As for Twitter, I am amazed how many freelancers I encounter who are still unsure about how to take advantage of the popular social media tool. I suppose the problem might be that many feel it’s a tool for celebrities to boast about their latest projects or to incite feuds (such as the recent one between Kanye West and Jimmy Kimmel; the two have kissed and made up since then). Or perhaps people feel stifled since there’s a 140 character limit. Whatever the reason, people need to start using Twitter more.

I use it to link to articles I’ve written or to promote an event I’m covering. I also live tweet during conferences or television programs – any instance where my commentary might grab the attention of someone influential. In some cases, you may even get a re-tweet! Just don’t forget those hash tags so you can be a part of trending conversations.

While on the subject of Twitter, I have to give a shout out to The IC Crowd in London: Rachel Miller, Jenni Wheller and Dana Leeson are three lovely ladies who work in internal communication. They started The IC Crowd as a way to connect others who work in the field; much of the conversations they create occur on Twitter (and will soon continue on Google+). Since launching The IC Crowd a little over a year ago, Miller, Wheller and Leeson have worked to move the online conversations offline, hosting a Xmas drinks networking function as well as an unconference.

On this side of the pond, the Freelancers Union (headquartered in Brooklyn), often helps freelancers connect via networking events and other helpful resources.

So if you have connectivity and a sense of community with your peers, there’s a good chance collaboration will follow – the final C that you need to be aware of. With increased online exposure and regular networking, you’ll be able to stay up-to-date on who’s working on what and whether or not there might be an opportunity for you to contribute to a new project.
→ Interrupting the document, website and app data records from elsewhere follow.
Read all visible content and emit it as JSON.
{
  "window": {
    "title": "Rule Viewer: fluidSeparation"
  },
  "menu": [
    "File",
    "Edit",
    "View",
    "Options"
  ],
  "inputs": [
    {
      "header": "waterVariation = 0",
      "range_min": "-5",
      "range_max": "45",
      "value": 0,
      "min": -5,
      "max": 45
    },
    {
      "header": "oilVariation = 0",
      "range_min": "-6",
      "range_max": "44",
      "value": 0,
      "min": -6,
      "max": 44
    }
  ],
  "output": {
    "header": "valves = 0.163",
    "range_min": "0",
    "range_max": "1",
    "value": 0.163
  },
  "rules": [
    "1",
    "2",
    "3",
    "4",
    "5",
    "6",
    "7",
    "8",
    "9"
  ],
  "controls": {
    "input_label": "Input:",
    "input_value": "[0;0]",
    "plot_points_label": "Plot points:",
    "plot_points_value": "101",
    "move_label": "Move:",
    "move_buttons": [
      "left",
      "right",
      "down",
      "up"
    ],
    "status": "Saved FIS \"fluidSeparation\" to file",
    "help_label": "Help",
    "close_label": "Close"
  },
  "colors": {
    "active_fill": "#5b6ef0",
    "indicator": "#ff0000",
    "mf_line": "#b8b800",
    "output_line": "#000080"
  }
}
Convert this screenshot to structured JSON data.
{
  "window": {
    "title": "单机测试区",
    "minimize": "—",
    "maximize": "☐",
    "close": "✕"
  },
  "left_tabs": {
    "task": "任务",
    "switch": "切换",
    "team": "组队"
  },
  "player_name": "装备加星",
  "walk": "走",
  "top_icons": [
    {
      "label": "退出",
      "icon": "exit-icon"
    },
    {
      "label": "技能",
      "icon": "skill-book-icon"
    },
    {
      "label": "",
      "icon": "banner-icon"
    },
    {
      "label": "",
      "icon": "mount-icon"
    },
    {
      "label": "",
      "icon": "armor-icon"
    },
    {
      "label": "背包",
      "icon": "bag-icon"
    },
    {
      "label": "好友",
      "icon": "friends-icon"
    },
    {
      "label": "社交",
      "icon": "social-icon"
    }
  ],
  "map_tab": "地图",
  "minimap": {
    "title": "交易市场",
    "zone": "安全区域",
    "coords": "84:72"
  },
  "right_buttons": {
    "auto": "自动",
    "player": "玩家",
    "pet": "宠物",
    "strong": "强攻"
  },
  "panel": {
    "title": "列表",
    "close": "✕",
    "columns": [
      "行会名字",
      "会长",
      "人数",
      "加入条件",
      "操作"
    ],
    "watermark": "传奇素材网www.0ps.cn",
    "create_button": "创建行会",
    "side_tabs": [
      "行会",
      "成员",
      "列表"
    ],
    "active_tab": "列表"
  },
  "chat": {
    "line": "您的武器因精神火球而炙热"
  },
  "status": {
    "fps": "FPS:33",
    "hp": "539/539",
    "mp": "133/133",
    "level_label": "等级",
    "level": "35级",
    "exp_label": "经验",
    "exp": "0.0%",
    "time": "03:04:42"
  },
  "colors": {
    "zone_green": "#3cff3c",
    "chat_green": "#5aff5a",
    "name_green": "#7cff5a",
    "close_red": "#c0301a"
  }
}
And of course, dropping some emails to your existing network of contacts never hurts either!